- Written by Joel Dryden Joel Dryden
- Published: 28 October 2011 28 October 2011
The drive to Rosebud, Alta, has been likened to a pilgrimage.
"You shed your jobs. You shed your lives," said Morris Ertman, artistic director of the Rosebud Theatre. "When you arrive here, you're ready to be entertained, challenged, wooed, brought in."
The theatre, an hour and half drive northeast from Calgary, draws in close to 41,000 patrons per year — that's 41,000 patrons to a town that has fewer than 100 citizens.
"There's a town in Europe where they make a certain clock. Everyone's employed by the clock factory," Ertman said. "It's like that. There are 100 people in town and the majority of those people are employed by the theatre."
The rest largely make their living working for businesses supported by the patronage of those coming to see the shows put on by the theatre.
The theatre's latest production is "The Gifts of the Magi" — a musical re-telling of the old story of Jim and Della, two lovers who give up everything for each other.
Jim and Della, a newly married couple just scraping by, are desperate to find the perfect Christmas present for each other while not even making enough money to pay for their apartment.
The play, based on the classic Christmas story by O. Henry, aims to bring the sights and sounds of old New York to rural Alberta.
Cassia Schramm, 24, plays Della.
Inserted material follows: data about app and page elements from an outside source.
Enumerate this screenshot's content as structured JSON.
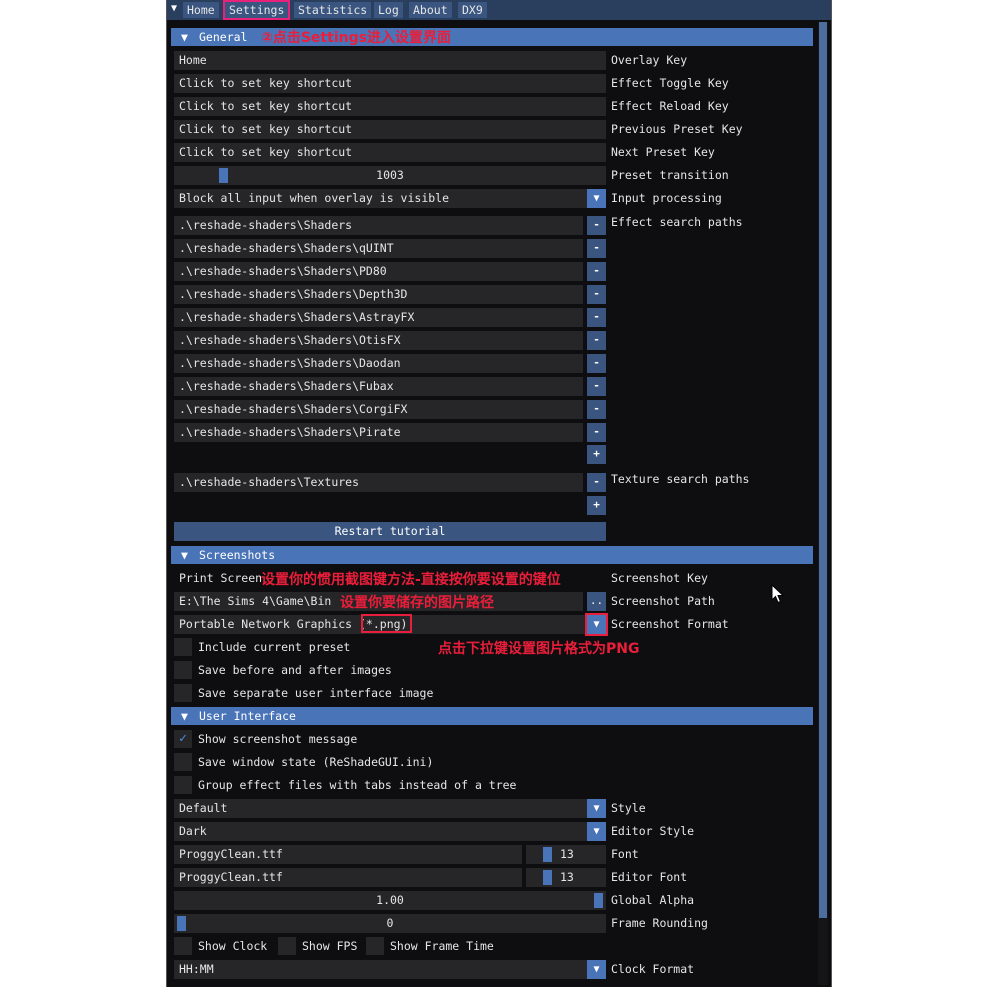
{
  "menu": {
    "tabs": [
      "Home",
      "Settings",
      "Statistics",
      "Log",
      "About",
      "DX9"
    ]
  },
  "general": {
    "header": "General",
    "annotation": "②点击Settings进入设置界面",
    "overlay_key": {
      "value": "Home",
      "label": "Overlay Key"
    },
    "effect_toggle_key": {
      "value": "Click to set key shortcut",
      "label": "Effect Toggle Key"
    },
    "effect_reload_key": {
      "value": "Click to set key shortcut",
      "label": "Effect Reload Key"
    },
    "previous_preset_key": {
      "value": "Click to set key shortcut",
      "label": "Previous Preset Key"
    },
    "next_preset_key": {
      "value": "Click to set key shortcut",
      "label": "Next Preset Key"
    },
    "preset_transition": {
      "value": "1003",
      "label": "Preset transition"
    },
    "input_processing": {
      "value": "Block all input when overlay is visible",
      "label": "Input processing"
    },
    "effect_search_paths": {
      "label": "Effect search paths",
      "paths": [
        ".\\reshade-shaders\\Shaders",
        ".\\reshade-shaders\\Shaders\\qUINT",
        ".\\reshade-shaders\\Shaders\\PD80",
        ".\\reshade-shaders\\Shaders\\Depth3D",
        ".\\reshade-shaders\\Shaders\\AstrayFX",
        ".\\reshade-shaders\\Shaders\\OtisFX",
        ".\\reshade-shaders\\Shaders\\Daodan",
        ".\\reshade-shaders\\Shaders\\Fubax",
        ".\\reshade-shaders\\Shaders\\CorgiFX",
        ".\\reshade-shaders\\Shaders\\Pirate"
      ]
    },
    "texture_search_paths": {
      "label": "Texture search paths",
      "paths": [
        ".\\reshade-shaders\\Textures"
      ]
    },
    "remove_label": "-",
    "add_label": "+",
    "restart_tutorial": "Restart tutorial"
  },
  "screenshots": {
    "header": "Screenshots",
    "key": {
      "value": "Print Screen",
      "label": "Screenshot Key"
    },
    "path": {
      "value": "E:\\The Sims 4\\Game\\Bin",
      "label": "Screenshot Path",
      "browse": ".."
    },
    "format": {
      "value": "Portable Network Graphics (*.png)",
      "label": "Screenshot Format"
    },
    "include_preset": "Include current preset",
    "save_before_after": "Save before and after images",
    "save_separate_ui": "Save separate user interface image",
    "annotation_key": "设置你的惯用截图键方法-直接按你要设置的键位",
    "annotation_path": "设置你要储存的图片路径",
    "annotation_format": "点击下拉键设置图片格式为PNG"
  },
  "user_interface": {
    "header": "User Interface",
    "show_screenshot_message": {
      "label": "Show screenshot message",
      "checked": true
    },
    "save_window_state": {
      "label": "Save window state (ReShadeGUI.ini)",
      "checked": false
    },
    "group_effect_files": {
      "label": "Group effect files with tabs instead of a tree",
      "checked": false
    },
    "style": {
      "value": "Default",
      "label": "Style"
    },
    "editor_style": {
      "value": "Dark",
      "label": "Editor Style"
    },
    "font": {
      "value": "ProggyClean.ttf",
      "size": "13",
      "label": "Font"
    },
    "editor_font": {
      "value": "ProggyClean.ttf",
      "size": "13",
      "label": "Editor Font"
    },
    "global_alpha": {
      "value": "1.00",
      "label": "Global Alpha"
    },
    "frame_rounding": {
      "value": "0",
      "label": "Frame Rounding"
    },
    "show_clock": "Show Clock",
    "show_fps": "Show FPS",
    "show_frame_time": "Show Frame Time",
    "clock_format": {
      "value": "HH:MM",
      "label": "Clock Format"
    }
  },
  "icons": {
    "menu": "triangle-down-icon",
    "dropdown": "triangle-down-icon",
    "check": "check-icon",
    "cursor": "mouse-pointer-icon"
  },
  "colors": {
    "accent": "#4a74b8",
    "annotation": "#ea1e3a",
    "highlight_box": "#e8227a"
  }
}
She graduated from the Rosebud School of the Arts in September and was promptly cast in the latest production.
"I love it here. I'm happy to stay as long as I can," Schramm said. "One of the things I've learned from being part of the community, being part of the school — more than anything Rosebud encourages you to find your own voice."
This focus on creativity means the economy and attitude of Rosebud is largely artistic, says Randall Wiebe, a 25-year resident of the town. A painter and a teacher, Wiebe said he feels Rosebud encourages creativity as a way of life in a way other communities do not.
"My parents told me, 'don't go into the arts. You can't make a good living,'" Wiebe said. "I can't tell you how many people I meet later in life who say, 'man, people scared me away from my dream and I just haven't been happy.' The smallness of the community and the focus on creativity has brought together the town's 100-odd residents, united behind a singular purpose.
"It's great. It's like 'Cheers' — everybody knows your name," Ertman said. "If there's anything we crave as humans, it's community. And in this place we have community. We know one another. We shoulder together."
"The Gifts of the Magi" opens on Nov. 4 and runs until Dec. 23.